  • In today's world, people running franchises who are willing to make a big gamble or controversial move without worrying about what fans or media will think about it are rare -- and usually worth their weight in gold.
  • Ainge has put a big burden on his coach, Brad Stevens. As well he should -- Stevens is one of the best in the business. But I think Stevens will need to be at the top of his game to find the kind of team chemistry the Celtics had last season. Irving, I've heard, is pretty tough to handle -- for his teammates and his coaches. Getting him to play the team game and keeping him out of calling his own number all the time might be a problem.
  • This deal has long-term ramifications that should not be ignored. Irving is four years younger than Thomas (who is dealing with a hip injury) and in better health. Most people in the league believe LeBron James is headed out of Cleveland after this season and Boston has positioned itself to be the next big thing in the East. Thomas has one year left on his contract and Irving has two years and a player option for a third. Ainge is making a move that's possibly good for this season but definitely good for the seasons after that.

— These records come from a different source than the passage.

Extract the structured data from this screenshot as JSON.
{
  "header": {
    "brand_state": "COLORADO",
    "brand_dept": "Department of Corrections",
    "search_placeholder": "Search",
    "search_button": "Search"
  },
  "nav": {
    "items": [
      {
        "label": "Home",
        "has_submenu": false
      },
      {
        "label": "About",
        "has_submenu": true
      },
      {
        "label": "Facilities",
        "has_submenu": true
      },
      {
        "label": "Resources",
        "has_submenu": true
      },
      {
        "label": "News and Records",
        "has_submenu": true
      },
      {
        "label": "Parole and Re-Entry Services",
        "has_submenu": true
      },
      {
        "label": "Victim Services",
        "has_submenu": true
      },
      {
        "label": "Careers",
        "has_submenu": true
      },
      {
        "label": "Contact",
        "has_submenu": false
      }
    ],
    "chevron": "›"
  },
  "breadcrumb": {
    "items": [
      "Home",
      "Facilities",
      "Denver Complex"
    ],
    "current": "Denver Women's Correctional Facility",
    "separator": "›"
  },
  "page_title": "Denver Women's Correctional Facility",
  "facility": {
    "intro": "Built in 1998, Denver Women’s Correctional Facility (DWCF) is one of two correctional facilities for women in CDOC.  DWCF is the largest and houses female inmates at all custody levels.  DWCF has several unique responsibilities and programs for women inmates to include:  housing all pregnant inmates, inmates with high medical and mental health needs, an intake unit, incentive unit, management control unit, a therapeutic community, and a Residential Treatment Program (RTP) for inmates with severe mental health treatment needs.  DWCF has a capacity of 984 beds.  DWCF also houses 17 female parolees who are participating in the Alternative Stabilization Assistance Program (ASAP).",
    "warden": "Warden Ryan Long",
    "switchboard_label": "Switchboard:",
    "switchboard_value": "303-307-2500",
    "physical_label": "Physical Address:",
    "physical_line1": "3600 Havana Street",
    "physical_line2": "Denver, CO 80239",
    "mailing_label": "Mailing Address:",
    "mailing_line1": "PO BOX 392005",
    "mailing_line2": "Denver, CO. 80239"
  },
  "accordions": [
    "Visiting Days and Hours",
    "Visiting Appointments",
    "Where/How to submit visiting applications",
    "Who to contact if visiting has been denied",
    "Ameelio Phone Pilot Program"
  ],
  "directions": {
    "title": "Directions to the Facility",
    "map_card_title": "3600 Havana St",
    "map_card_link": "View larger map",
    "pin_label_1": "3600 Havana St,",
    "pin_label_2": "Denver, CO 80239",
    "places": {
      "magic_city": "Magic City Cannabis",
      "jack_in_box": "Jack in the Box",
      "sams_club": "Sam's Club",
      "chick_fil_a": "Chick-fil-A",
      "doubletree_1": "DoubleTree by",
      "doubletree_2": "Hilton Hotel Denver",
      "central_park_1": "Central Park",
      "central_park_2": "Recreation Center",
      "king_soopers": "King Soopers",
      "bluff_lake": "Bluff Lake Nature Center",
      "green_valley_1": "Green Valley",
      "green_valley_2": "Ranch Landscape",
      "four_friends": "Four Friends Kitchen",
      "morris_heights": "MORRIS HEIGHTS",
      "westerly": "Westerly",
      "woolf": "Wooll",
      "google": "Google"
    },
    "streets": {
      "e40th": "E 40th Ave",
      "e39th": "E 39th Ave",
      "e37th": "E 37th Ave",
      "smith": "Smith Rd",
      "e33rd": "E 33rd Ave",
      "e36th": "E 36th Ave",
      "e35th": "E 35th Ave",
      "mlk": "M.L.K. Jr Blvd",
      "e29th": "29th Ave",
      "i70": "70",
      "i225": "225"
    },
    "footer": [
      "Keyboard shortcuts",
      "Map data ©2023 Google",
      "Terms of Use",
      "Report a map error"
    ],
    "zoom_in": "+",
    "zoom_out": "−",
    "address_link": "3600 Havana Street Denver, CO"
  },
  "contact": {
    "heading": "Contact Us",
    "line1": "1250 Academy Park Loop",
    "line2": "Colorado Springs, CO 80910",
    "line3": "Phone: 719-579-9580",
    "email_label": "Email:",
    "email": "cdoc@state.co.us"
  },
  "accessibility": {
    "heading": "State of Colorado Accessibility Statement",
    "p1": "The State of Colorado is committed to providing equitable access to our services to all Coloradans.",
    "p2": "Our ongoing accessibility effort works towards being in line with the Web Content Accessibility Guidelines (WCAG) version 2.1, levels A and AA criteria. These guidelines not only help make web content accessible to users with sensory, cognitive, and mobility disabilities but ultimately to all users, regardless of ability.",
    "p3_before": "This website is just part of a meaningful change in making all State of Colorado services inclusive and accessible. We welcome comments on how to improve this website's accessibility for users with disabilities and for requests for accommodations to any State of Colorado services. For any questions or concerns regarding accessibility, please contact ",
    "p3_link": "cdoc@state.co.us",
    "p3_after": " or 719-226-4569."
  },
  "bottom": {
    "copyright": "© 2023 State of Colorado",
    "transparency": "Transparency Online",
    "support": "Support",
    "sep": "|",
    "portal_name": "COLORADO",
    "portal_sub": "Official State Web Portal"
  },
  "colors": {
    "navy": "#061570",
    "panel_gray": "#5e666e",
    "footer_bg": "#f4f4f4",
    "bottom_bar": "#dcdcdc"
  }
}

  • Thomas is 5-9 and often listed at 185 pounds. He doesn't look as if he's within 20 pounds of that number, however. Irving is 6-3 and 193. Players as small as Thomas have a pretty rough ride in the NBA -- and I'm not so sure how long he can keep that slight frame healthy enough to carry the heavy load he carried last season. I certainly wouldn't invest in that body with a long-term max deal.
  • Kevin Love and Thomas played on the same AAU team in high school and I'm sure they will play well together. Cleveland will be OK next season if Thomas stays healthy. Of course, behind him is Derrick Rose, another player whose continued good health is no sure thing.
  • I don't know what to think of Irving and his desire to get away from James. But I have a feeling that PLAYING with LeBron is OK, it's just existing with him that's a problem. You hear stories about the entourage, about LeBron basically running the whole organization -- stuff that can't be easy on teammates.
  • The Celtics have reshaped their team coming off what was a very good season. That takes guts. But that's Danny Ainge.